A global race to launch viable personal flying vehicles is heating up, as companies and governments try to seize first-mover advantage.
“Dude, where’s my flying car?”
The question has become something of a meme in recent years, asked in jest by people annoyed that the future is taking too long to arrive.
They may not have to wait much longer.
A number of tech firms, from plucky startups to aerospace giants, have set their sights on a loftier transit goal than autonomous cars. With a few exceptions, these companies are designing what might be called personal flying vehicles, to be summoned like a taxi. The idea is to create an alternative to ground transport in highly congested urban areas or to offer quick links between airports and downtowns.
A reason for skepticism is that for decades, flying cars have been just around the corner. Henry Ford famously promised a flying car in the 1940s, and every decade since has seen another madcap entrant into the race.

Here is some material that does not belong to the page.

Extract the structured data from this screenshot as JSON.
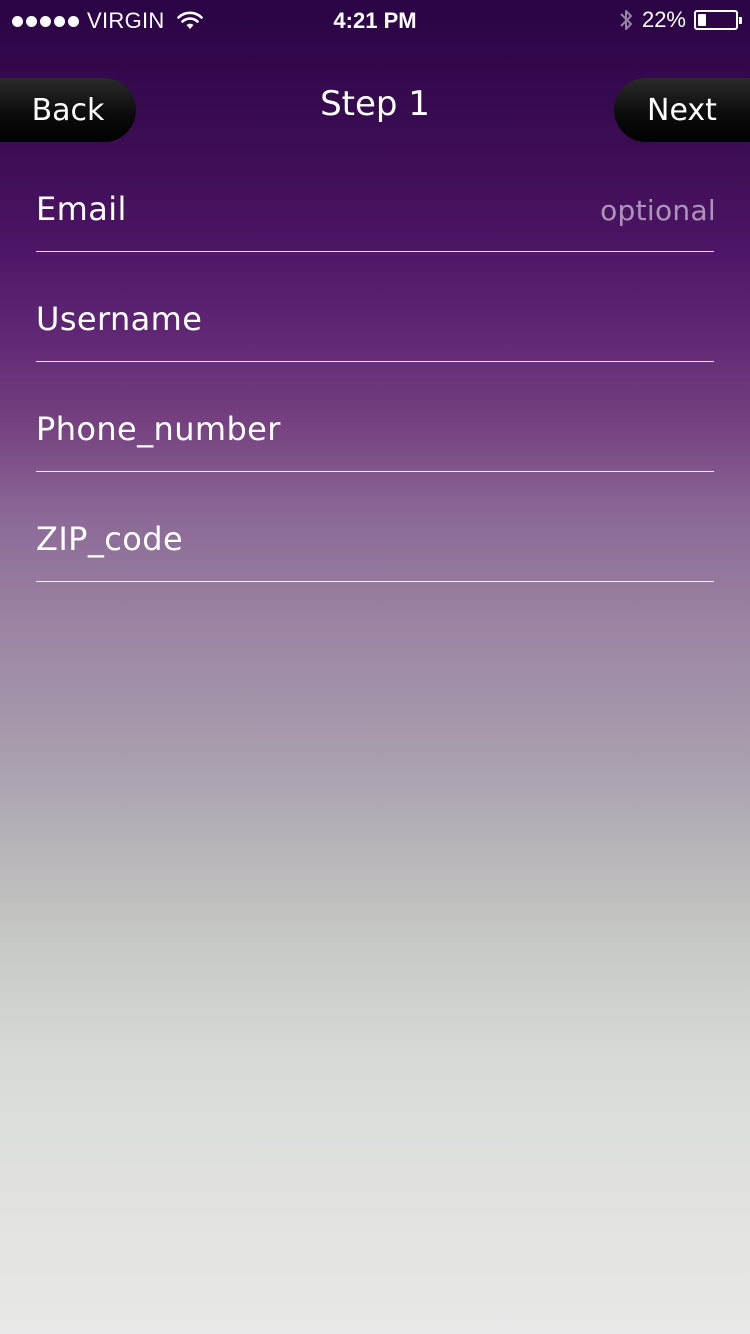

Uber’s flying car arm, Elevate, has partnered with five manufacturers in the hopes of launching an on-demand flying service. The ride-sharing company says it will begin test flights between Frisco, Texas and the Dallas-Fort Worth airport, with commercial trips getting off the ground in 2023. Last year Uber CEO Dara Khosrowshahi said at the company’s aviation industry summit that flying cars are part of a longer-term strategic growth plan.
“What you’re trying to do as a company is take growth that is coming in today and stage them and invest them in forward opportunities down the road … opportunities four years and six years and eight years from now,” Mr. Khosrowshahi said. “We’ll take short-term losses in order to bring long-term business.”
But ultimate ROI is not a sure thing, given the slew of competitors angling to be first to market with this new tech. The next four years may be something of a global sprint toward viability. In Japan, volunteer collective Cartivator—with funding from Toyota and Panasonic—hopes to have a model ready in time to light the Olympic torch at the 2020 Summer Games in Tokyo.
Though experts tell Bloomberg that Japan’s infrastructure will not realistically support flying cars until the late 2020s, the predictions have not stopped a number of companies—including Boeing and Airbus—from partnering with the government to pursue the technology.
Meanwhile, New Zealand has partnered with Google co-founder Larry Page to test his autonomous flying taxi, in the hopes that Mr. Page’s company, Kitty Hawk, will be able to set up a network of commercial routes in the island nation as early as 2021.
All of these target dates should probably be seasoned with a few grains of salt. In 2017, officials in Dubai promised that single-seat drones made by Chinese firm Ehang would begin taking flight that summer. While the vehicle performed thousands of successful test flights, it has yet to launch for real. Ehang filed what it called a “strategic bankruptcy” in 2018, claiming the move would set the company up for successful commercial production of the drone.
A deeper reason for skepticism is that for decades, flying cars have been just around the corner. Henry Ford famously promised a flying car in the 1940s, and every decade since has seen another madcap entrant into the race.
But if history is any guide, it is not the tech but safety regulations that might keep flying cars grounded for the near future. A big push from governments is probably necessary before flying cars will be ferrying executives to meetings any time soon.
This article appeared in the Summer 2019 issue of Insigniam Quarterly, with the headline “Are Flying Cars on the Horizon?” To begin receiving IQ, go here.